I'll admit, I fell for it!

Back in 2000, I applied for and received W2LJ as a vanity call.  I had upgraded to Amateur Extra back in 1994, and I had been wanting a shorter call sign. I picked W2LJ as L & J are my first two initials. The fee was all of $10 back then, if I remember correctly.  It seemed like a bargain - a buck a year.

This from the ARRL today:

ZCZC AG16
QST de W1AW
ARRL Bulletin 16  ARLB016
>From ARRL Headquarters
Newington CT  September 4, 2014
To all radio amateurs

SB QST ARL ARLB016
ARLB016 New Amateur Radio Vanity Call Sign Fee Set at $21.40

The FCC has adjusted very slightly downward - to $21.40 - its proposed Amateur Service vanity call sign regulatory fee for Fiscal Year 2014. In a June Notice of Proposed Rule Making (NPRM), the Commission said it was planning to hike the current $16.10 vanity fee to $21.60 for the 10-year license term.

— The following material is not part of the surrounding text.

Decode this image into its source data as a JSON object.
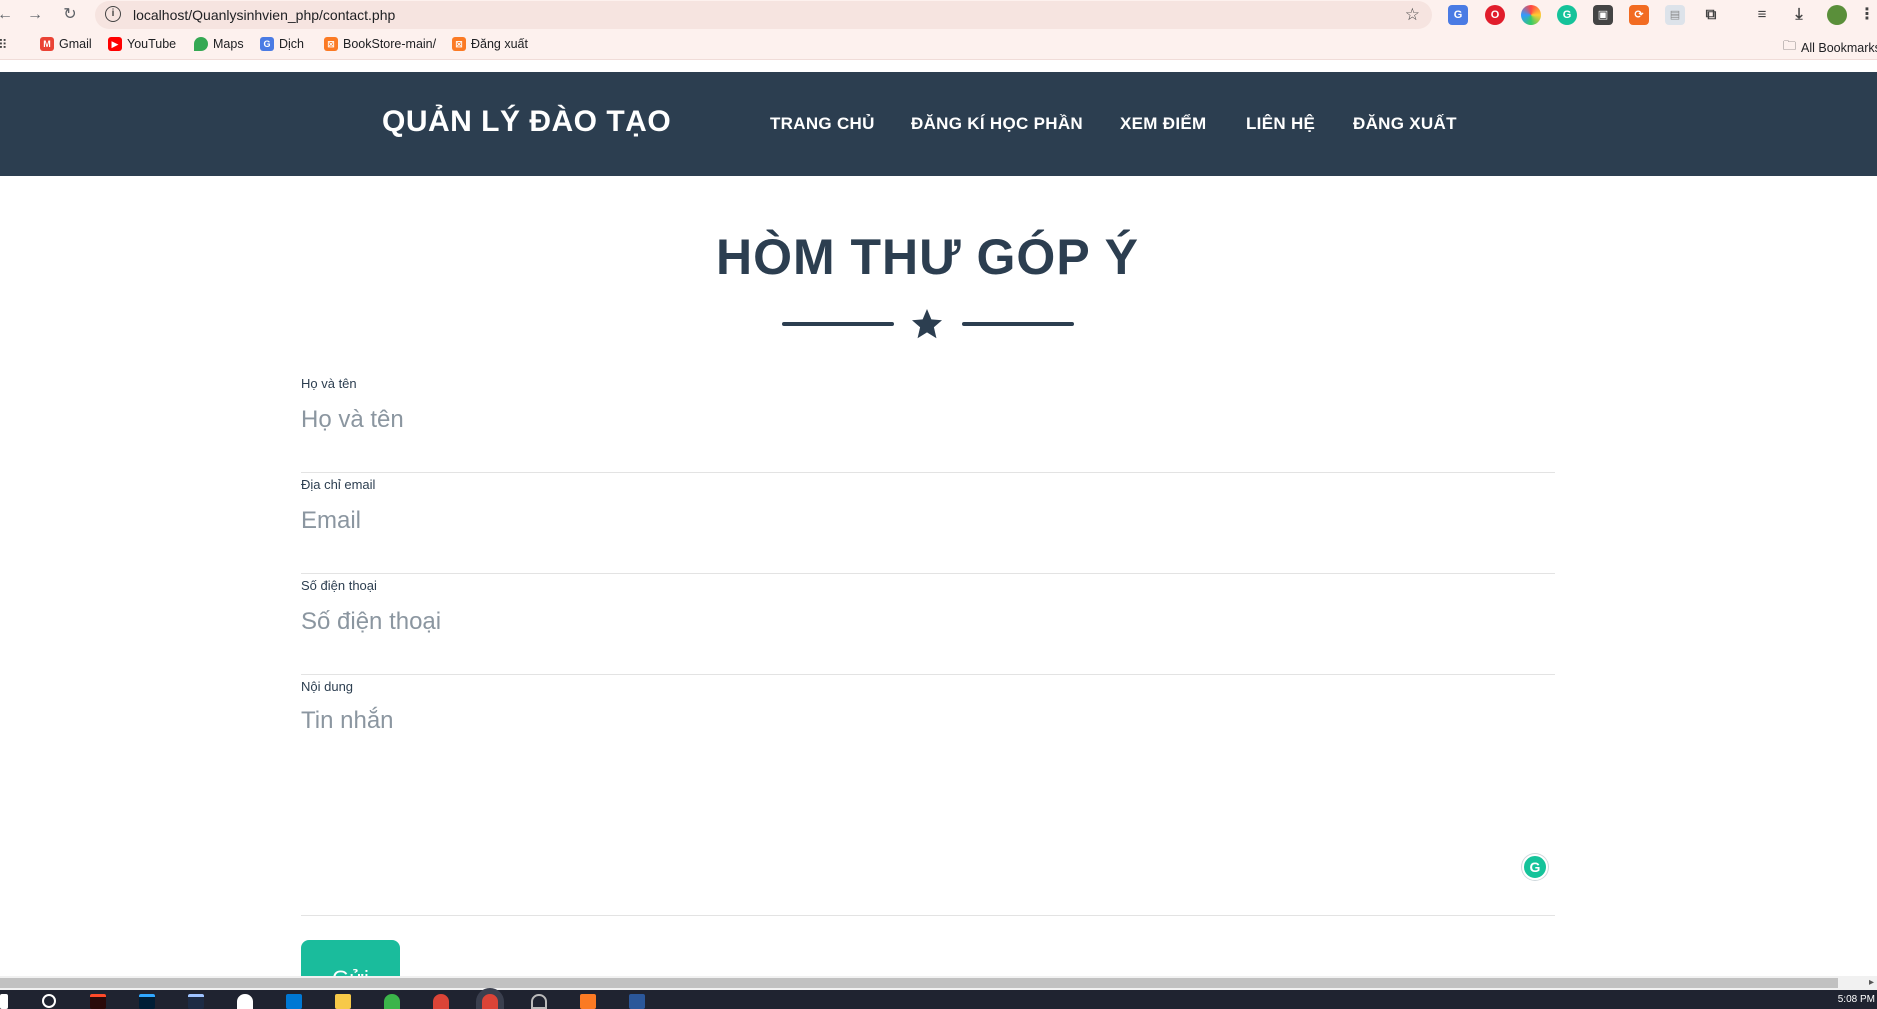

The FCC released a Report and Order and Further Notice of Proposed Rulemaking (R&O) in the proceeding on August 29, in which it recalculated the fee to $21.40 for the 10-year license term. The $5.30 increase still represents the largest vanity fee hike in many years.

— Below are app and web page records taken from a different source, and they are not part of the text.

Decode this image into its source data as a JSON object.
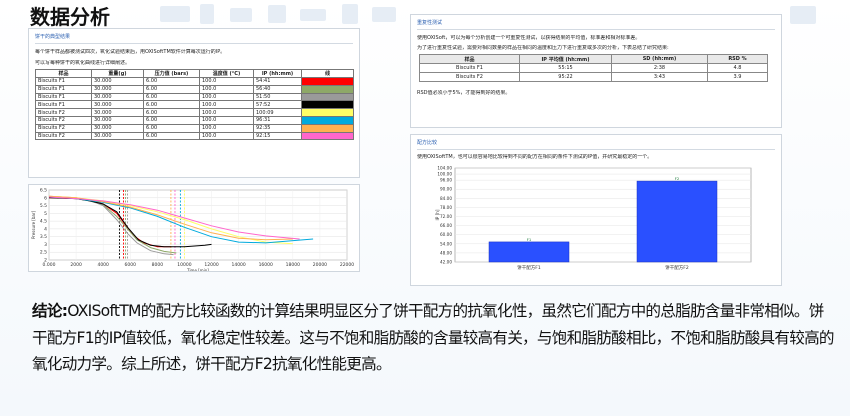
{
  "slide": {
    "title": "数据分析",
    "conclusion_label": "结论:",
    "conclusion_text": "OXISoftTM的配方比较函数的计算结果明显区分了饼干配方的抗氧化性，虽然它们配方中的总脂肪含量非常相似。饼干配方F1的IP值较低，氧化稳定性较差。这与不饱和脂肪酸的含量较高有关，与饱和脂肪酸相比，不饱和脂肪酸具有较高的氧化动力学。综上所述，饼干配方F2抗氧化性能更高。"
  },
  "cookie_panel": {
    "section_title": "饼干的典型结果",
    "line1": "每个饼干样品都被测试四次，氧化试验结束后，用OXISoftTM软件计算每次运行的IP。",
    "line2": "可以写每种饼干的氧化曲线进行详细阐述。",
    "headers": [
      "样品",
      "重量(g)",
      "压力值 (bars)",
      "温度值 (°C)",
      "IP (hh:mm)",
      "线"
    ],
    "rows": [
      {
        "sample": "Biscuits F1",
        "weight": "30.000",
        "pressure": "6.00",
        "temp": "100.0",
        "ip": "54:41",
        "color": "#ff0000"
      },
      {
        "sample": "Biscuits F1",
        "weight": "30.000",
        "pressure": "6.00",
        "temp": "100.0",
        "ip": "56:40",
        "color": "#8ea868"
      },
      {
        "sample": "Biscuits F1",
        "weight": "30.000",
        "pressure": "6.00",
        "temp": "100.0",
        "ip": "51:50",
        "color": "#9a9a9a"
      },
      {
        "sample": "Biscuits F1",
        "weight": "30.000",
        "pressure": "6.00",
        "temp": "100.0",
        "ip": "57:52",
        "color": "#000000"
      },
      {
        "sample": "Biscuits F2",
        "weight": "30.000",
        "pressure": "6.00",
        "temp": "100.0",
        "ip": "100:09",
        "color": "#ffff66"
      },
      {
        "sample": "Biscuits F2",
        "weight": "30.000",
        "pressure": "6.00",
        "temp": "100.0",
        "ip": "96:31",
        "color": "#00aadd"
      },
      {
        "sample": "Biscuits F2",
        "weight": "30.000",
        "pressure": "6.00",
        "temp": "100.0",
        "ip": "92:35",
        "color": "#ffb050"
      },
      {
        "sample": "Biscuits F2",
        "weight": "30.000",
        "pressure": "6.00",
        "temp": "100.0",
        "ip": "92:15",
        "color": "#ff66cc"
      }
    ]
  },
  "repeat_panel": {
    "section_title": "重复性测试",
    "line1": "使用OXISoft，可以为每个分析创建一个可重复性测试，以获得结果的平均值，标准差和相对标准差。",
    "line2": "为了进行重复性试验，需要对相同数量的样品在相同的温度和压力下进行重复或多次的分析，下表总结了研究结果:",
    "headers": [
      "样品",
      "IP 平均值 (hh:mm)",
      "SD (hh:mm)",
      "RSD %"
    ],
    "rows": [
      {
        "sample": "Biscuits F1",
        "ip": "55:15",
        "sd": "2:38",
        "rsd": "4.8"
      },
      {
        "sample": "Biscuits F2",
        "ip": "95:22",
        "sd": "3:43",
        "rsd": "3.9"
      }
    ],
    "note": "RSD值必须小于5%，才能得到好的结果。"
  },
  "chart_data": [
    {
      "type": "line",
      "title": "",
      "xlabel": "Time [min]",
      "ylabel": "Pressure [bar]",
      "xlim": [
        0,
        22000
      ],
      "ylim": [
        2,
        6.5
      ],
      "x_ticks": [
        "0.000",
        "2000",
        "4000",
        "6000",
        "8000",
        "10000",
        "12000",
        "14000",
        "16000",
        "18000",
        "20000",
        "22000"
      ],
      "y_ticks": [
        "2",
        "2.5",
        "3",
        "3.5",
        "4",
        "4.5",
        "5",
        "5.5",
        "6",
        "6.5"
      ],
      "grid": true,
      "series": [
        {
          "color": "#ff0000",
          "points": [
            [
              0,
              6.0
            ],
            [
              2000,
              5.95
            ],
            [
              3000,
              5.85
            ],
            [
              4000,
              5.6
            ],
            [
              5000,
              5.0
            ],
            [
              5600,
              4.3
            ],
            [
              6200,
              3.6
            ],
            [
              7000,
              3.1
            ],
            [
              8000,
              2.85
            ],
            [
              9000,
              2.85
            ]
          ]
        },
        {
          "color": "#8ea868",
          "points": [
            [
              0,
              6.05
            ],
            [
              2000,
              5.95
            ],
            [
              3000,
              5.8
            ],
            [
              4000,
              5.55
            ],
            [
              5000,
              4.8
            ],
            [
              5800,
              4.0
            ],
            [
              6500,
              3.3
            ],
            [
              7500,
              2.8
            ],
            [
              8500,
              2.55
            ],
            [
              9400,
              2.45
            ]
          ]
        },
        {
          "color": "#9a9a9a",
          "points": [
            [
              0,
              6.1
            ],
            [
              2000,
              6.0
            ],
            [
              3000,
              5.85
            ],
            [
              4000,
              5.5
            ],
            [
              5000,
              4.6
            ],
            [
              5800,
              3.7
            ],
            [
              6500,
              3.1
            ],
            [
              7500,
              2.6
            ],
            [
              8500,
              2.4
            ],
            [
              9200,
              2.35
            ]
          ]
        },
        {
          "color": "#000000",
          "points": [
            [
              0,
              6.0
            ],
            [
              2000,
              5.95
            ],
            [
              3000,
              5.8
            ],
            [
              4000,
              5.6
            ],
            [
              5000,
              5.1
            ],
            [
              5800,
              4.1
            ],
            [
              6600,
              3.3
            ],
            [
              7500,
              2.95
            ],
            [
              8500,
              2.85
            ],
            [
              10000,
              2.85
            ],
            [
              11500,
              2.95
            ],
            [
              12000,
              3.0
            ]
          ]
        },
        {
          "color": "#ffff66",
          "points": [
            [
              0,
              6.1
            ],
            [
              2000,
              6.0
            ],
            [
              4000,
              5.8
            ],
            [
              6000,
              5.5
            ],
            [
              8000,
              5.1
            ],
            [
              10000,
              4.6
            ],
            [
              12000,
              4.0
            ],
            [
              14000,
              3.5
            ],
            [
              16000,
              3.15
            ],
            [
              18000,
              3.05
            ]
          ]
        },
        {
          "color": "#00aadd",
          "points": [
            [
              0,
              6.05
            ],
            [
              2000,
              5.95
            ],
            [
              4000,
              5.7
            ],
            [
              6000,
              5.35
            ],
            [
              8000,
              4.8
            ],
            [
              10000,
              4.1
            ],
            [
              12000,
              3.5
            ],
            [
              14000,
              3.15
            ],
            [
              16000,
              3.1
            ],
            [
              19500,
              3.35
            ]
          ]
        },
        {
          "color": "#ffb050",
          "points": [
            [
              0,
              6.1
            ],
            [
              2000,
              6.0
            ],
            [
              4000,
              5.75
            ],
            [
              6000,
              5.4
            ],
            [
              8000,
              4.9
            ],
            [
              10000,
              4.3
            ],
            [
              12000,
              3.75
            ],
            [
              14000,
              3.4
            ],
            [
              16000,
              3.3
            ],
            [
              18000,
              3.35
            ]
          ]
        },
        {
          "color": "#ff66cc",
          "points": [
            [
              0,
              6.05
            ],
            [
              2000,
              5.95
            ],
            [
              4000,
              5.8
            ],
            [
              6000,
              5.55
            ],
            [
              8000,
              5.2
            ],
            [
              10000,
              4.7
            ],
            [
              12000,
              4.2
            ],
            [
              14000,
              3.8
            ],
            [
              16000,
              3.55
            ],
            [
              18500,
              3.35
            ]
          ]
        }
      ],
      "ip_markers": [
        {
          "x": 5200,
          "color": "#000000"
        },
        {
          "x": 5500,
          "color": "#ff0000"
        },
        {
          "x": 5650,
          "color": "#8ea868"
        },
        {
          "x": 5800,
          "color": "#9a9a9a"
        },
        {
          "x": 9000,
          "color": "#ffb050"
        },
        {
          "x": 9300,
          "color": "#ff66cc"
        },
        {
          "x": 9700,
          "color": "#00aadd"
        },
        {
          "x": 10000,
          "color": "#ffff66"
        }
      ]
    },
    {
      "type": "bar",
      "title": "配方比较",
      "description": "使用OXISoftTM，也可以很容易地比较得到不同的配方在相同的条件下测试的IP值，并研究最稳定的一个。",
      "categories": [
        "饼干配方F1",
        "饼干配方F2"
      ],
      "values": [
        55.25,
        95.37
      ],
      "data_labels": [
        "F1",
        "F2"
      ],
      "ylabel": "IP [h]",
      "ylim": [
        42,
        104
      ],
      "y_ticks": [
        "42.00",
        "48.00",
        "54.00",
        "60.00",
        "66.00",
        "72.00",
        "78.00",
        "84.00",
        "90.00",
        "96.00",
        "100.00",
        "104.00"
      ],
      "bar_color": "#2a50ff",
      "grid": true
    }
  ]
}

The new $21.40 fee does not go into effect until 30 days after the R&O is published in The Federal Register.

In the R&O, the FCC said it considered eliminating the regulatory fee for Amateur Radio vanity call sign applications but decided not to do so "at this time," because it lacks "adequate support to determine whether the cost of recovery and burden on small entities outweighs the collected revenue; or whether eliminating the fee would adversely affect the licensing process." The Commission said it would reevaluate this issue in the future to determine if it should eliminate other fee categories.

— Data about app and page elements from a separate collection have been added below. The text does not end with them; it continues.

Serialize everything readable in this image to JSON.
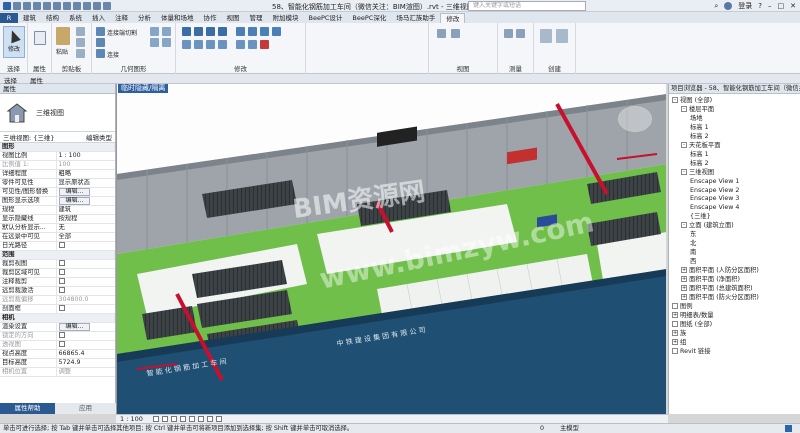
{
  "titlebar": {
    "title": "58、智能化钢筋加工车间（微信关注：BIM渲图）.rvt - 三维视图: {三维}",
    "search_placeholder": "键入关键字或短语",
    "login": "登录"
  },
  "menu": {
    "app_button": "R",
    "tabs": [
      "建筑",
      "结构",
      "系统",
      "插入",
      "注释",
      "分析",
      "体量和场地",
      "协作",
      "视图",
      "管理",
      "附加模块",
      "BeePC设计",
      "BeePC深化",
      "场马汇族助手",
      "修改"
    ],
    "active_tab": "修改"
  },
  "ribbon": {
    "groups": {
      "select": "选择",
      "properties": "属性",
      "clipboard": "剪贴板",
      "geometry": "几何图形",
      "modify": "修改",
      "view": "视图",
      "measure": "测量",
      "create": "创建"
    },
    "modify_button": "修改",
    "paste": "粘贴",
    "cut": "连接端切割",
    "join": "连接",
    "properties_btn": "属性"
  },
  "properties_panel": {
    "title": "属性",
    "type_name": "三维视图",
    "filter_value": "三维视图: {三维}",
    "edit_type": "编辑类型",
    "rows": [
      {
        "k": "图形",
        "v": "",
        "section": true
      },
      {
        "k": "视图比例",
        "v": "1 : 100"
      },
      {
        "k": "比例值 1:",
        "v": "100",
        "disabled": true
      },
      {
        "k": "详细程度",
        "v": "粗略"
      },
      {
        "k": "零件可见性",
        "v": "显示原状态"
      },
      {
        "k": "可见性/图形替换",
        "v": "编辑...",
        "button": true
      },
      {
        "k": "图形显示选项",
        "v": "编辑...",
        "button": true
      },
      {
        "k": "规程",
        "v": "建筑"
      },
      {
        "k": "显示隐藏线",
        "v": "按规程"
      },
      {
        "k": "默认分析显示...",
        "v": "无"
      },
      {
        "k": "在远景中可见",
        "v": "全部"
      },
      {
        "k": "日光路径",
        "v": "",
        "check": true
      },
      {
        "k": "范围",
        "v": "",
        "section": true
      },
      {
        "k": "裁剪视图",
        "v": "",
        "check": true
      },
      {
        "k": "裁剪区域可见",
        "v": "",
        "check": true
      },
      {
        "k": "注释裁剪",
        "v": "",
        "check": true
      },
      {
        "k": "远剪裁激活",
        "v": "",
        "check": true
      },
      {
        "k": "远剪裁偏移",
        "v": "304800.0",
        "disabled": true
      },
      {
        "k": "剖面框",
        "v": "",
        "check": true
      },
      {
        "k": "相机",
        "v": "",
        "section": true
      },
      {
        "k": "渲染设置",
        "v": "编辑...",
        "button": true
      },
      {
        "k": "锁定的方向",
        "v": "",
        "check": true,
        "disabled": true
      },
      {
        "k": "透视图",
        "v": "",
        "check": true,
        "disabled": true
      },
      {
        "k": "视点高度",
        "v": "66865.4"
      },
      {
        "k": "目标高度",
        "v": "5724.9"
      },
      {
        "k": "相机位置",
        "v": "调整",
        "disabled": true
      }
    ],
    "footer_help": "属性帮助",
    "footer_apply": "应用"
  },
  "viewport": {
    "tab_label": "临时隐藏/隔离",
    "watermark": "BIM资源网",
    "watermark_url": "www.bimzyw.com",
    "scale": "1 : 100"
  },
  "browser": {
    "title": "项目浏览器 - 58、智能化钢筋加工车间（微信关注...",
    "items": [
      {
        "label": "视图 (全部)",
        "level": 0,
        "toggle": "-"
      },
      {
        "label": "楼层平面",
        "level": 1,
        "toggle": "-"
      },
      {
        "label": "场地",
        "level": 2
      },
      {
        "label": "标高 1",
        "level": 2
      },
      {
        "label": "标高 2",
        "level": 2
      },
      {
        "label": "天花板平面",
        "level": 1,
        "toggle": "-"
      },
      {
        "label": "标高 1",
        "level": 2
      },
      {
        "label": "标高 2",
        "level": 2
      },
      {
        "label": "三维视图",
        "level": 1,
        "toggle": "-"
      },
      {
        "label": "Enscape View 1",
        "level": 2
      },
      {
        "label": "Enscape View 2",
        "level": 2
      },
      {
        "label": "Enscape View 3",
        "level": 2
      },
      {
        "label": "Enscape View 4",
        "level": 2
      },
      {
        "label": "{三维}",
        "level": 2
      },
      {
        "label": "立面 (建筑立面)",
        "level": 1,
        "toggle": "-"
      },
      {
        "label": "东",
        "level": 2
      },
      {
        "label": "北",
        "level": 2
      },
      {
        "label": "南",
        "level": 2
      },
      {
        "label": "西",
        "level": 2
      },
      {
        "label": "面积平面 (人防分区面积)",
        "level": 1,
        "toggle": "+"
      },
      {
        "label": "面积平面 (净面积)",
        "level": 1,
        "toggle": "+"
      },
      {
        "label": "面积平面 (总建筑面积)",
        "level": 1,
        "toggle": "+"
      },
      {
        "label": "面积平面 (防火分区面积)",
        "level": 1,
        "toggle": "+"
      },
      {
        "label": "图例",
        "level": 0,
        "toggle": ""
      },
      {
        "label": "明细表/数量",
        "level": 0,
        "toggle": "+"
      },
      {
        "label": "图纸 (全部)",
        "level": 0,
        "toggle": ""
      },
      {
        "label": "族",
        "level": 0,
        "toggle": "+"
      },
      {
        "label": "组",
        "level": 0,
        "toggle": "+"
      },
      {
        "label": "Revit 链接",
        "level": 0,
        "toggle": ""
      }
    ]
  },
  "statusbar": {
    "text": "单击可进行选择; 按 Tab 键并单击可选择其他项目; 按 Ctrl 键并单击可将新项目添加到选择集; 按 Shift 键并单击可取消选择。",
    "model": "主模型",
    "zero": "0"
  },
  "colors": {
    "accent": "#2b5a93",
    "steel_red": "#c8102e",
    "floor_green": "#6fbf4a",
    "wall_blue": "#1f4f72"
  }
}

The FCC's Wireless Telecommunications Bureau sets the vanity call sign regulatory fee using projections of new applications and renewals, taking into consideration existing Commission licensee databases, such as the Universal Licensing System (ULS) database.

The FCC reported there were 11,500 "payment units" in FY 2014. The Commission said the vanity program generated an estimated $230,230 in FY 2013 revenue, and it estimated that it would collect nearly $246,100 in FY 2014.

The vanity call sign regulatory fee is payable when applying for a new vanity call sign or when renewing a vanity call sign, although some older vanity call signs are not subject to the regulatory fee.
NNNN
/EX

I wonder what the fee will be in 2020 when it's time for me to renew again!  I think it was around $14 in 2010 when I last renewed.  Oh well, if you want to dance, you have to pay the piper, I guess.

I love this part, though. "In the R&O, the FCC said it considered eliminating the regulatory fee for Amateur Radio vanity call sign applications, but decided not to do so "at this time," because it lacks "adequate support to determine whether the cost of recovery and burden on small entities outweighs the collected revenue; or whether eliminating the fee would adversely affect the licensing process."  Translation - "Naaah!  We decided to raise it by $5.30 instead."

Ya just gotta love the Federal Government!

72 de Larry W2LJ
QRP - When you care to send the very least!


3 comments:

katie said...

I wonder how much money they spent in manhours/whatever in calling who knows how many meetings to discuss these things? :P

VE3WDM said...

The line about "we looked at shelfing the cost" was meant for the reader to have a warm fuzzy affect.
mike

K2DSL - David said...

My understanding of the fee is variable based on hitting a threshold needed to support the "program".

If the program has a fixed cost of $100,000 (made up easy number) they know about how many folks will need to renew their existing vanity calls during the coming year (as a % based on previous years) and about how many new vanity calls there are a year (again based on past history). If there are less renewals planned in a year or they forecast lower new vanity calls being issued based on trending, they adjust the price up or down.

It would be interesting, if the ability to submit postal applications was eliminated, if it couldn't be automated or the fixed cost of the program reduced further. In the corporate world, optimization is always considered and probably less so in government. There's still a need to deal with exceptions such as a relative taking over a SK call before it goes up for grabs, etc so I'm not sure it can be fully automated, but it might help.

I do find it silly that there are paid services by W5YI ($30 ?) and ARRL ($5 for members) to help acquire/renew a vanity call since it's probably the same effort to do through these services as it is to do it yourself.